*** Data records ***

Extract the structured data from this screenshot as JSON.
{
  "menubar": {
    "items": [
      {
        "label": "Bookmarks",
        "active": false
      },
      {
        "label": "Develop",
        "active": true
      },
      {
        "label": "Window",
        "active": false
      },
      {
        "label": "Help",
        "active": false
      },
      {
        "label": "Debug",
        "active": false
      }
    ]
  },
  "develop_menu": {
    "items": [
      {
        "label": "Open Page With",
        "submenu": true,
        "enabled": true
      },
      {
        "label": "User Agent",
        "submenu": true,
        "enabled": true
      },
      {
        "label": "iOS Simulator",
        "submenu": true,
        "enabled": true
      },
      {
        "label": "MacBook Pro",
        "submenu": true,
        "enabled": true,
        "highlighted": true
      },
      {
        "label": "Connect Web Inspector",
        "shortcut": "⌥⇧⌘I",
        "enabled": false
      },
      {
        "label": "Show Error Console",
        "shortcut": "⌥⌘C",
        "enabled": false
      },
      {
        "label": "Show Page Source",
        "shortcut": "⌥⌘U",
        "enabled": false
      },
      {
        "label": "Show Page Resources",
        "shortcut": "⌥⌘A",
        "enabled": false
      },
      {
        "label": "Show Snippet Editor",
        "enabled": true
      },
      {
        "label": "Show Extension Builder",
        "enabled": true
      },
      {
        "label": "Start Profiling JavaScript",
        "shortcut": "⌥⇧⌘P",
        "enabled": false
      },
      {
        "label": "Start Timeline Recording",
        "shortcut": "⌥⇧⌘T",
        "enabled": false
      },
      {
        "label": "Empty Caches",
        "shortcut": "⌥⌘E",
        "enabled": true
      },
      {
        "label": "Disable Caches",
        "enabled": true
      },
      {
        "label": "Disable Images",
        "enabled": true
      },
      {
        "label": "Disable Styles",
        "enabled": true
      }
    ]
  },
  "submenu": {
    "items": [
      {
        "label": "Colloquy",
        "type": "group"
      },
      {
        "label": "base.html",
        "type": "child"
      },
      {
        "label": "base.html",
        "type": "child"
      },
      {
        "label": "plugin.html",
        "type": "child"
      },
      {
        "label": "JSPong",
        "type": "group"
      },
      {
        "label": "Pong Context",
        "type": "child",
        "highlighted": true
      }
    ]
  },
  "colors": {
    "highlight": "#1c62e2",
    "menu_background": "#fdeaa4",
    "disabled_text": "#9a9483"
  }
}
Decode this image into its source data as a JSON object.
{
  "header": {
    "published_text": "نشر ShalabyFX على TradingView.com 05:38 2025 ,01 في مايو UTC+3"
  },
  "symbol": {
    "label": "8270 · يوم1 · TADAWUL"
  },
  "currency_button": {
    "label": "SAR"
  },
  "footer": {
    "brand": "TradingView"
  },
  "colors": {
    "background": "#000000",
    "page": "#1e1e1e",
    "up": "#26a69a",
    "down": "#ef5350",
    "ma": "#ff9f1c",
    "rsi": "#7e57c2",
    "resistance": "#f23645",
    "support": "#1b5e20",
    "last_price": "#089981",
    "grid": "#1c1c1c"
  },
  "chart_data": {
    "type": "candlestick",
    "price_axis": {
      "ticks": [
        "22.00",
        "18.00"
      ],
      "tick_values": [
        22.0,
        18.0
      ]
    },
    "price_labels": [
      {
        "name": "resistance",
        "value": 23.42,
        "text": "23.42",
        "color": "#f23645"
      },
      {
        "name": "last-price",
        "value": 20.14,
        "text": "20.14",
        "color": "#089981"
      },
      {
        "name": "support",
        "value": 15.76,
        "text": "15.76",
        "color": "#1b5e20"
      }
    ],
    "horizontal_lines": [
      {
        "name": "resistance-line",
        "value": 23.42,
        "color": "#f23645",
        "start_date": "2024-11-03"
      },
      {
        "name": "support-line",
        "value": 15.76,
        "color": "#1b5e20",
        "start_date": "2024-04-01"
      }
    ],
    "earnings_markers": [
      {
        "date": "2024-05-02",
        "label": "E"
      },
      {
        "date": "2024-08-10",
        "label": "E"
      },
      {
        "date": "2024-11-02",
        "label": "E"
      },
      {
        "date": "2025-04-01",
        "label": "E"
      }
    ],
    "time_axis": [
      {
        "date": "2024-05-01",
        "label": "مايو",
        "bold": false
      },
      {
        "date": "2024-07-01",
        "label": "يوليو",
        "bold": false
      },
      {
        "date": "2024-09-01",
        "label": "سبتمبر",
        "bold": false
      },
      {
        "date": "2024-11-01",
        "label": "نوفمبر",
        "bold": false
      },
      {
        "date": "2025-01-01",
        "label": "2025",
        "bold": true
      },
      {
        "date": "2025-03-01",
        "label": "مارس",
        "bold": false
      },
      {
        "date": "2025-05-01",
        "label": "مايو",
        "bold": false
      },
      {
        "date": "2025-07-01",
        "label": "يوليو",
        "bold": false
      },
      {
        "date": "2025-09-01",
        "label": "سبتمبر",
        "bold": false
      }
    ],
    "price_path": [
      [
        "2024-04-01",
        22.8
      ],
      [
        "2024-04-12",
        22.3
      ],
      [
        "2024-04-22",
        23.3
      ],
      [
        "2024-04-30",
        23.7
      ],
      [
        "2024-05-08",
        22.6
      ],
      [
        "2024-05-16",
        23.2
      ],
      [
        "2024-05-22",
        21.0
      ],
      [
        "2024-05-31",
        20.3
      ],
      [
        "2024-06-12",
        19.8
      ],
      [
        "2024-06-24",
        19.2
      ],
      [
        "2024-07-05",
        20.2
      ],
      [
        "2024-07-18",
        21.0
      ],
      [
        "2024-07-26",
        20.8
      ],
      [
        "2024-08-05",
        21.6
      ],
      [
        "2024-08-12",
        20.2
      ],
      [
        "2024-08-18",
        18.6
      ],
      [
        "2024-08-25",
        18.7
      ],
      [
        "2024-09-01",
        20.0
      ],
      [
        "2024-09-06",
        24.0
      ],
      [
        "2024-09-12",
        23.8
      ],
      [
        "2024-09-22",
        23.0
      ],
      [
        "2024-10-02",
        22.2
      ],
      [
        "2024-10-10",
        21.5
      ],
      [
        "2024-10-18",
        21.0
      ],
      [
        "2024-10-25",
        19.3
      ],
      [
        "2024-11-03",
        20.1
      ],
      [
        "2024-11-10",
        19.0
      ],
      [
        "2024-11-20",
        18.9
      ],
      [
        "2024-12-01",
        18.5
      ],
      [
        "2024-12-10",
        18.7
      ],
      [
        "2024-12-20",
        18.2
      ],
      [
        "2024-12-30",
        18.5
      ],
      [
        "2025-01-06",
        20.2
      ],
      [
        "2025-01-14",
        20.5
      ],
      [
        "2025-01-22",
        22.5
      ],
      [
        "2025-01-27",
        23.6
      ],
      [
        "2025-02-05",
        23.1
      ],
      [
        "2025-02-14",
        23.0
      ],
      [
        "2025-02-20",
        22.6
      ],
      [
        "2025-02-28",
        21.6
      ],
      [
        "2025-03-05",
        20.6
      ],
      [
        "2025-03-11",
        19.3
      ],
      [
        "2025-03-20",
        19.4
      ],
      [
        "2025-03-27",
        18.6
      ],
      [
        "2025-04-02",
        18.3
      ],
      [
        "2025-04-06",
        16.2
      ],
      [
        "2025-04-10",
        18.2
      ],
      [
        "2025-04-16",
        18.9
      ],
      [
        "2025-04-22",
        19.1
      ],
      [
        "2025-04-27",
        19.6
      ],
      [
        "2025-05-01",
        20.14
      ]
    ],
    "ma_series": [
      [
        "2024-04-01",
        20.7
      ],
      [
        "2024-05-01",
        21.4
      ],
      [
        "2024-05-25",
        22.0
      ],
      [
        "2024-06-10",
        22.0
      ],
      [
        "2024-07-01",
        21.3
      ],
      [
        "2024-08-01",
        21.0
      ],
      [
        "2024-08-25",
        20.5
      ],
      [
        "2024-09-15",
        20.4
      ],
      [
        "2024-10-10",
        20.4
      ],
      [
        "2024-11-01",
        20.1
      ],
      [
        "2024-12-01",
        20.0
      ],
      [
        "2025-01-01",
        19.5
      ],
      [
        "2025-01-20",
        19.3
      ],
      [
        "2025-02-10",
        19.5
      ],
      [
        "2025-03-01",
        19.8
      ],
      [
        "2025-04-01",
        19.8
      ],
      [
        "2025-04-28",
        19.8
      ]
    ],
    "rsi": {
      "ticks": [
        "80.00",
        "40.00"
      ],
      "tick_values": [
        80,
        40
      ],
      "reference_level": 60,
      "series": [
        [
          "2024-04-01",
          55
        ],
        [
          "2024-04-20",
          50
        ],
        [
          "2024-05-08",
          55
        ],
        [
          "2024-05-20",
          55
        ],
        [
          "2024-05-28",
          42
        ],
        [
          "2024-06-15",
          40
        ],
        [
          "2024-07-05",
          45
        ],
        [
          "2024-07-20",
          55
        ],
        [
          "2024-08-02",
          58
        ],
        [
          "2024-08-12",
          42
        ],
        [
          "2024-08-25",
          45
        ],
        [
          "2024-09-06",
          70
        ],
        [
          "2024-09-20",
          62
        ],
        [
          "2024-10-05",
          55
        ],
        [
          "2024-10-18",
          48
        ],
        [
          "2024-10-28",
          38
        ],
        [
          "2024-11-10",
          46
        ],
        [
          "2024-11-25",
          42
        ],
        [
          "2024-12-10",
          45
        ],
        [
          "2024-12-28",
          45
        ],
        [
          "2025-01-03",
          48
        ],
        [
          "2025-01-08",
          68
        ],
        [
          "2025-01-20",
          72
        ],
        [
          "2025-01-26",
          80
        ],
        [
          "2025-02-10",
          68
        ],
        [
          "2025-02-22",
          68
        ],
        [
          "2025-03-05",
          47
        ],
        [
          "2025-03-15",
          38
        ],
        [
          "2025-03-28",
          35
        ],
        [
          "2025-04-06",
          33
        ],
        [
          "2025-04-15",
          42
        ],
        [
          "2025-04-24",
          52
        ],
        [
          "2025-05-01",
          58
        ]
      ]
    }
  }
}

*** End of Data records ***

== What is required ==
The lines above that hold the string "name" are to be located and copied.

== Answer below ==
        "name": "resistance",
        "name": "last-price",
        "name": "support",
        "name": "resistance-line",
        "name": "support-line",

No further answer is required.